▶ [Task] Across all the records, filter for lines with the word "screenshot" and copy them.

▶ [Data section]
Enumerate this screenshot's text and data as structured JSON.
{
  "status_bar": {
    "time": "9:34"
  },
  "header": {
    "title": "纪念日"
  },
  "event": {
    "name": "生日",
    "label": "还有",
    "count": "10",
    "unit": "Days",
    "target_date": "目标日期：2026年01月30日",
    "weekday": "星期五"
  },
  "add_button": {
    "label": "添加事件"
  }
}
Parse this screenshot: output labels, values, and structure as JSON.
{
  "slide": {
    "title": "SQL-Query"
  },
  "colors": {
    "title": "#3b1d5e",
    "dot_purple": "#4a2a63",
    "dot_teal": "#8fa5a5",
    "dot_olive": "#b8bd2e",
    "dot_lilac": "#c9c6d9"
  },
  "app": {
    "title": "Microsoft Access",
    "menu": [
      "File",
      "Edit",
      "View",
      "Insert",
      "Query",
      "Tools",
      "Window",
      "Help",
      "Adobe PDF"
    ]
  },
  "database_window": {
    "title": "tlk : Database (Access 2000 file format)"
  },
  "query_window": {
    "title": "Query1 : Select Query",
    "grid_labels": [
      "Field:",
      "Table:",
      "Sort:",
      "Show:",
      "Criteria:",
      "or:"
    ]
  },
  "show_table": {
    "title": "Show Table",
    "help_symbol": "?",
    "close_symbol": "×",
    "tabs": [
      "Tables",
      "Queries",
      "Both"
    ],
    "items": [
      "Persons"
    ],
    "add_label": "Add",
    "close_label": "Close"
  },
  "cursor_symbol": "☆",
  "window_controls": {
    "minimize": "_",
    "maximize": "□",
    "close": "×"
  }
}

▶ [Answer]
Enumerate this screenshot's text and data as structured JSON.
Parse this screenshot: output labels, values, and structure as JSON.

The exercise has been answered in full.